Swim Buoy, founded in 1955 by Jack L. Brasington Sr., was not a maker of life preservers. Instead, they were devices to help a child float and learn to swim. Sometimes, they were just called a bubble.

In the last few decades, other methods became popular, including the flotation devices that you remove strips from the side gradually as the child learns to swim. There is also the gruesome “throw in the water” immersion method, which somehow seems about as charming as water childbirth, though it does have its adherents.

But the best was the Swim Buoy bubble float. It was best because it made the child swim and move about to keep its head above water, in a sense training the child to swim without knowing it.

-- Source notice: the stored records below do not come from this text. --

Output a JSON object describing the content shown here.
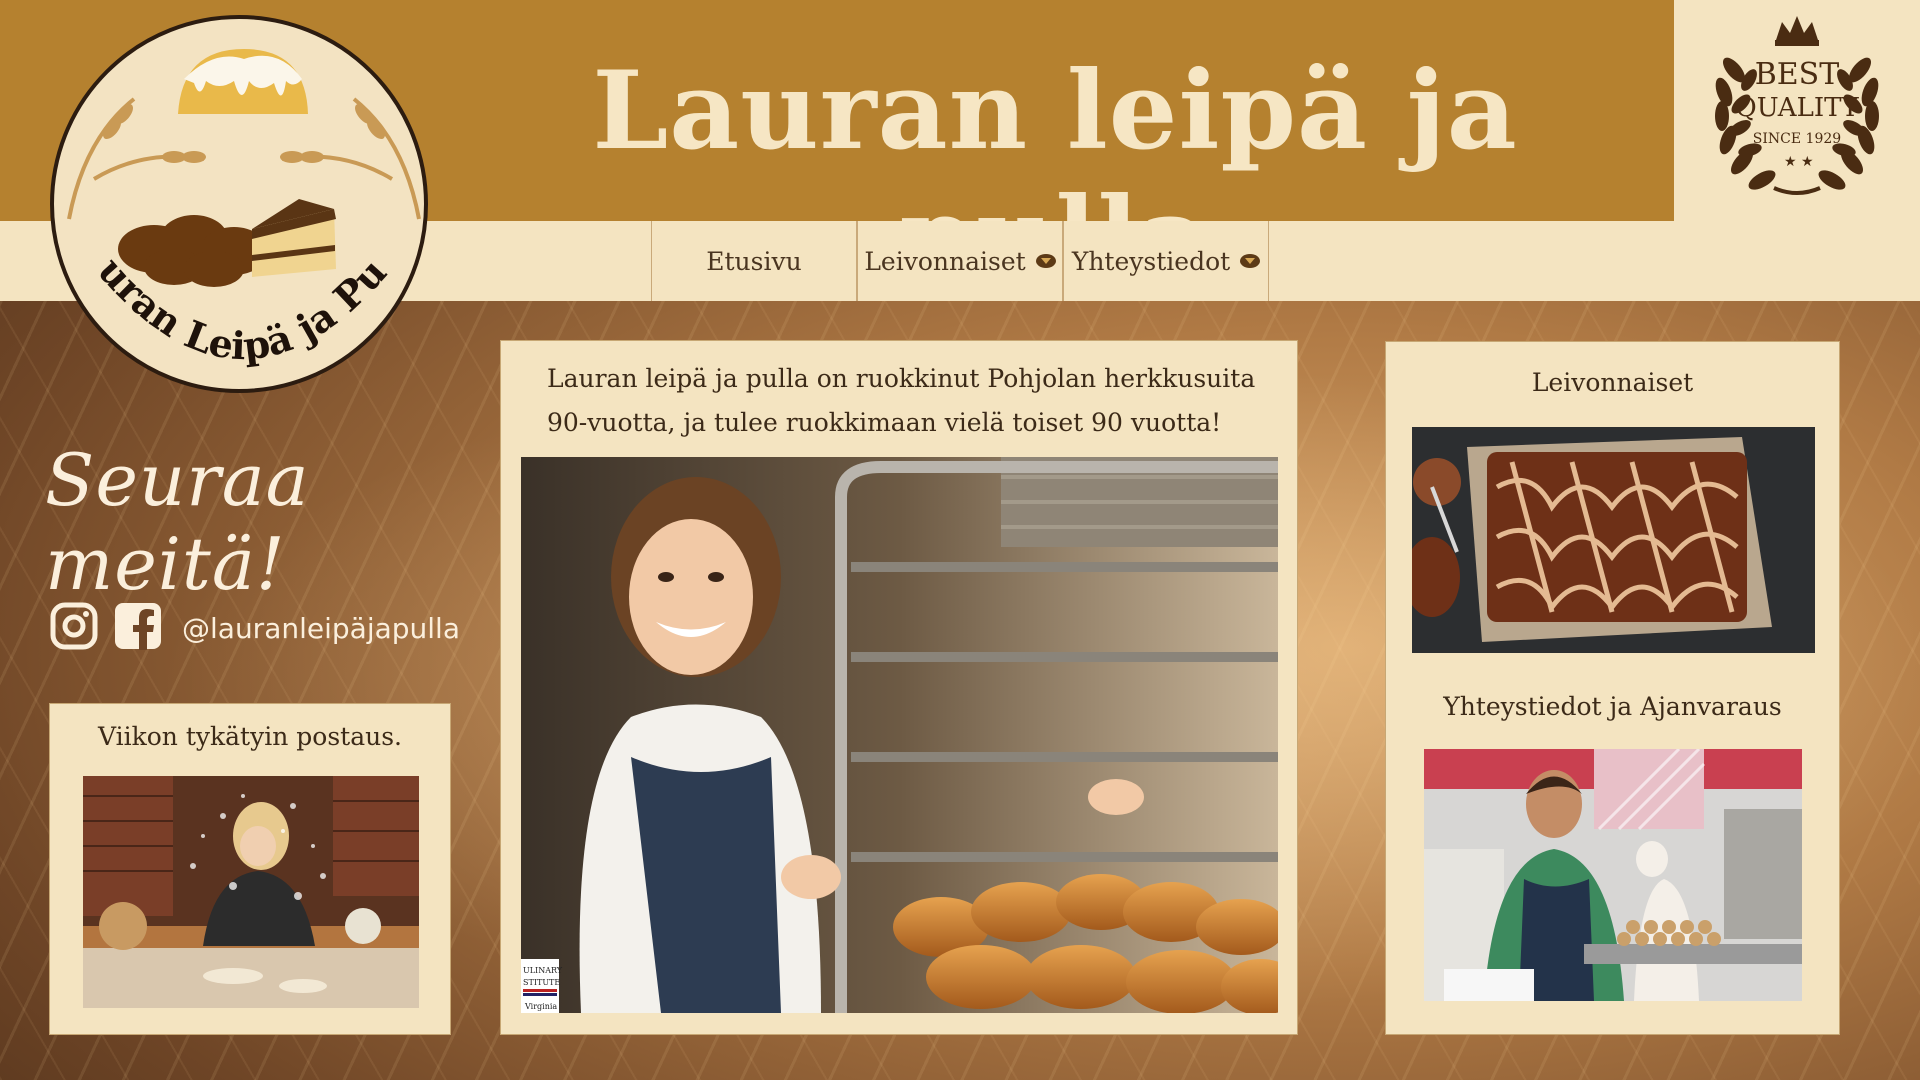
{
  "header": {
    "title": "Lauran leipä ja pulla"
  },
  "logo": {
    "text": "Lauran Leipä ja Pulla"
  },
  "badge": {
    "line1": "BEST",
    "line2": "QUALITY",
    "line3": "SINCE 1929"
  },
  "nav": {
    "items": [
      {
        "label": "Etusivu",
        "has_dropdown": false
      },
      {
        "label": "Leivonnaiset",
        "has_dropdown": true
      },
      {
        "label": "Yhteystiedot",
        "has_dropdown": true
      }
    ]
  },
  "social": {
    "title": "Seuraa meitä!",
    "handle": "@lauranleipäjapulla",
    "icons": [
      "instagram-icon",
      "facebook-icon"
    ]
  },
  "weekly": {
    "title": "Viikon tykätyin postaus."
  },
  "intro": {
    "text": "Lauran leipä ja pulla on ruokkinut Pohjolan herkkusuita 90-vuotta, ja tulee ruokkimaan vielä toiset 90 vuotta!",
    "photo_watermark_line1": "ULINARY",
    "photo_watermark_line2": "STITUTE",
    "photo_watermark_line3": "Virginia"
  },
  "sidebar": {
    "pastries_title": "Leivonnaiset",
    "contact_title": "Yhteystiedot ja Ajanvaraus"
  },
  "colors": {
    "header": "#b5812f",
    "cream": "#f4e4c1",
    "dark_text": "#3c2a18",
    "title_text": "#f6e6c4"
  }
}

Today, the Swim Buoy is still made, and by a small company in Miami. On their website, they show archival photos of children with the Swim Buoy. It’s still a fashion statement, and comes in clever, snazzy patterns, so that parents can feel hip about it.

Kapok and Cork

A 1955 advertisement for a Swim Buoy described them as a “kapok” Swim Buoy, kapok being the tropical cotton type fabric used in life preservers. Kapok, which is derived from the kapok or ceiba tree, is native to South America, and is a waterproof silky cotton substance that was often used for pillows and flotation before petrochemicals. The “exotic” Kapok Tree Restaurant was also a legendary tourist attraction in Clearwater, Florida.

Before plastic flotation, kapok was a key material for life jackets.

As early as 1904, the People’s Steamship line was advertising the availability of the “Kopec” life preserver.

During World War II, the life jacket or life preserver was known as a Kapok Life Vest. Airmen of the era were issued inflatable life vests.

Another early material was cork.

After World War II, the Kent Sporting Goods Company was founded as a subsidiary of Eagle Rubber Company, Inc. They are still a major manufacturer today.

In the 1970s, Maurice O’Link of Stearns, a unit of Coleman, created the more useful jacket style life vest, in conjunction with the Coast Guard. This was the advent of the Type III vest so familiar to Americans today, made by not only Stearns, but brands like Sears Yachtsman.


  • Garland Pollard

    J. Garland Pollard IV is editor/publisher of BrandlandUSA. Since 2006, the website has chronicled the history and business of America’s great brands.


  1. I had one of the cheap red styrofoam bubble belts as a little kid in the 60’s. I cinched it too low on my waste one time and it spun me upside down in an instant. I still remember the shock and panic of that moment like it was yesterday. I kicked out of it luckily. I learned to swim kinda instantly that day. Oddly I couldn’t find one picture on the internet of those old red styro buble belts even though they were very popular back then.

  2. Garland, Thanks for a great article. Swim-buoy is going strong. We now have many store in USA, Canada and in Europe. Only four years ago we starting a program to put the Swim-buoy in stores and distributors all around the world. We are very appreciative to our YMCA and Swim Schools all over the country that have been using the Swim-buoy for over 60 years, they are and still will be our backbone.
    The Swim-buoy for 60 years has only been produced in the USA and will continue to be.
    As my Dad would say “The Fun Way to Learn to Swim”
    Jack Jr

Leave a Reply

Your email address will not be published. Required fields are marked *